═══ MATERIAL TO PROCESS ═══

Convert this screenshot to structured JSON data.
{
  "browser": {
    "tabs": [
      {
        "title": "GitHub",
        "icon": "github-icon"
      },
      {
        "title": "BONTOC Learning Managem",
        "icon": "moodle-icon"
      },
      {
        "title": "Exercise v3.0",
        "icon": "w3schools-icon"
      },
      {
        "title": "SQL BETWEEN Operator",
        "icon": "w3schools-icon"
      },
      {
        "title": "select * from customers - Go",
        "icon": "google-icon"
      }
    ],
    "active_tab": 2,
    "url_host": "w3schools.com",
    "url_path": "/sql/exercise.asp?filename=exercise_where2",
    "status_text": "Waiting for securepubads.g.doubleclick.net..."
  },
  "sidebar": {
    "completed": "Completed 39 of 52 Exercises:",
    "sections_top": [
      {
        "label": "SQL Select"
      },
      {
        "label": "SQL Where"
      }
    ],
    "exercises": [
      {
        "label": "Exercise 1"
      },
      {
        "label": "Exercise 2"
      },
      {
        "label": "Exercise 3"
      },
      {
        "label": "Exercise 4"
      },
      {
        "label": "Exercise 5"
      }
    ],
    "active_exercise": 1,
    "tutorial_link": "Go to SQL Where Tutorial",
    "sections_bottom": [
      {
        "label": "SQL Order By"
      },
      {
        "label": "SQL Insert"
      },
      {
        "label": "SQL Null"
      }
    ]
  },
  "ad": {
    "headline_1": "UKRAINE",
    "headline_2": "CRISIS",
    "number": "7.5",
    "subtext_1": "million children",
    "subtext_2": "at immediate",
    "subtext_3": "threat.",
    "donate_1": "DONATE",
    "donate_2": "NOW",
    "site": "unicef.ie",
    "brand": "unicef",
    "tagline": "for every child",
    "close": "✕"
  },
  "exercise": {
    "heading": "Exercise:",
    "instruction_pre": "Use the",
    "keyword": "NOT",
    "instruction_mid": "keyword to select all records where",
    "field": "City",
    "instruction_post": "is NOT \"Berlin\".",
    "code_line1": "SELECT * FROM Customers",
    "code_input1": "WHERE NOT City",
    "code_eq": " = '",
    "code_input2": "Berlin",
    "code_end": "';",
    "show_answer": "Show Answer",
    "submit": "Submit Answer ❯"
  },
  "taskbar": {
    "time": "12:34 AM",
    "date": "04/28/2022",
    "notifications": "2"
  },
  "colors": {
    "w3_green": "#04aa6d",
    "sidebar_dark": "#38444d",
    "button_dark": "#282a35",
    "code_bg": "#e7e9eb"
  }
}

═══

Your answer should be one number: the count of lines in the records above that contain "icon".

[WRITTEN REPLY] 5